1:22 PM  
Blogger GoldenTracks said...

Melanie,
Thanks for filling us in on Ramius. Although most of us are here for fibery things, lots of us are animal lovers. Hearing about Ramius and Finn keep your blog down to earth and more personal; the kind of things I prefer to read and can relate to.
Wishing Ramius a long and fulfilling life. Glad he likes his food. that can be a real challenge. Dealing with aging pets is a very difficult part of life.

3:33 PM  
Anonymous Joni O said...

I'm always glad to see and hear about Ramius, because my Siamese female could be his twin! She's 16 and still going strong, so here's hoping Ramius has lots more years!

6:32 PM  
Blogger Bridget said...

I'm glad you got this early - our cat was diagnosed with kidney disease, and though it was slightly more advanced than Ramius', she is hanging in, being her usual self, three years later.

Please give Ramius a pat from me.

7:08 PM  
Blogger Tan said...

Glad you caught the kidney problem right away. And glad that your house is the kind where a special diet will be honored.

7:47 PM  
Anonymous Robby said...

I'm sorry for this development for you and kitty. We went through this with one of our kitties. With the right food and supervision, she lived several years in her usual pesky form. The end was sad, but relatively quick, and we were so glad we hung in there and enjoyed all that other time before then. Hug kitty every day just like the rest of your loved ones and then enjoy the day.

7:49 PM  
Anonymous Edith said...

Thanks for shsring. Best wishes for Ramius. Give him a big hug.

8:30 PM  
Anonymous Madeline said...

I'm sorry to hear about Ramius's kidney problems. But since you caught this early and he's being treated and monitored, he should be jumping on counters and pouncing on toes for years to come. We recently lost our cat to kidney disease, which she had for years. She was 22!

9:32 PM  
Anonymous Nancy said...

Sorry to hear that the handsome and regal Ramius has developed a health problem, but how wonderful that it was discovered before he began to feel unwell. Hopefully with early management he'll continue living a healthy and long life.
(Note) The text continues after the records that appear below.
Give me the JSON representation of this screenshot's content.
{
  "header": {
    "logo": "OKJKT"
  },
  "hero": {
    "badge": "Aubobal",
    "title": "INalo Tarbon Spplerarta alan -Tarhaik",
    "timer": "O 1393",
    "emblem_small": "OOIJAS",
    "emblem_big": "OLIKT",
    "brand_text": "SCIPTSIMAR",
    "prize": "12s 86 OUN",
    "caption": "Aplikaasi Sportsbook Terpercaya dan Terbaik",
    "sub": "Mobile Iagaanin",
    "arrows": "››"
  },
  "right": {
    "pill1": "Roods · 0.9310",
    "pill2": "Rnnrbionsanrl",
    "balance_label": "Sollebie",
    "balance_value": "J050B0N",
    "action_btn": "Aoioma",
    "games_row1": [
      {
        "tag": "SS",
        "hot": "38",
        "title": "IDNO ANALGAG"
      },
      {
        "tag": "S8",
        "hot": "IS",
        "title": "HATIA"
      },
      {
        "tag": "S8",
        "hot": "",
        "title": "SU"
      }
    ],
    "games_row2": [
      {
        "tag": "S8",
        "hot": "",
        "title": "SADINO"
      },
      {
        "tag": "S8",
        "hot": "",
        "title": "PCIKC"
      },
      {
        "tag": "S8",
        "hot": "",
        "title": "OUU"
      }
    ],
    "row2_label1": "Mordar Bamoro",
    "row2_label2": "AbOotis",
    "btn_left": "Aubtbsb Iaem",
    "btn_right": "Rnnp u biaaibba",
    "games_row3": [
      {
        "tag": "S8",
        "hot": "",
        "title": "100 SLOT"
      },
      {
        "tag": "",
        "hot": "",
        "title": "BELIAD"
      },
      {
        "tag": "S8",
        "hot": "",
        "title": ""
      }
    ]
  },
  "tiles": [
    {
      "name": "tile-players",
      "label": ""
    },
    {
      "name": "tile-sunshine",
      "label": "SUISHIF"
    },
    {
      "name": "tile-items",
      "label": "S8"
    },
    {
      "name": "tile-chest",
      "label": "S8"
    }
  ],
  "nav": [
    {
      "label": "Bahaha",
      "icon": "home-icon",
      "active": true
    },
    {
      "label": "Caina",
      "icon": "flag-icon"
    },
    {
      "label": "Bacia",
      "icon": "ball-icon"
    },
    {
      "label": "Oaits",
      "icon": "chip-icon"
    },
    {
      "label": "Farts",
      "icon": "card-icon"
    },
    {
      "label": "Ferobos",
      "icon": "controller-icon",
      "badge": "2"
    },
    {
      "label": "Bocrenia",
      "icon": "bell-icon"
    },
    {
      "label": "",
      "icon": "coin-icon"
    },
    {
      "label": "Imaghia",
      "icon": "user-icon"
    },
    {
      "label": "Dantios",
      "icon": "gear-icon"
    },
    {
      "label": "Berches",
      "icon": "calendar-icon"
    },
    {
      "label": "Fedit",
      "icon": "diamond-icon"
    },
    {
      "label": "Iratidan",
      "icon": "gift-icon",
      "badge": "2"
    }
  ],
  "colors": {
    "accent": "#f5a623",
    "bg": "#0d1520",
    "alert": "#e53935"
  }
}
11:20 PM  
Blogger Artseycrafts said...

I had a black persian male who developed kidney disease. It is very common in male cats. Ask your Vet about Science Diet U/D food. It does require a prescription but will eliminate much of the sodium found in commercial foods and prolong his life. Good luck!

5:23 AM  
Anonymous Beverly said...

Hi Melanie--

What food are you feeding Ramius? I ask because I have 10 cans of Hill's Prescription Diet Feline k/d that I could send you. My cat had kidney disease the progressed really quickly and she passed away not long after I bought a case of the food. Contact me if you're interested (bmlindeen AT gmail DOT com).

Beverly

6:11 PM  
Anonymous Anonymous said...

No apologies necessary for posting about your gorgeous baby! One thing I would suggest is to also have him tested for hyperthyroidism. The two problems tend to go hand-in-hand.

Otherwise, congratulations for finding the problem so early. I've heard of cats living several years after being diagnosed with an advanced case, so I'm very optimistic that he'll be able to live out all of his kitty years. :)

10:49 PM  

Post a Comment

<< Home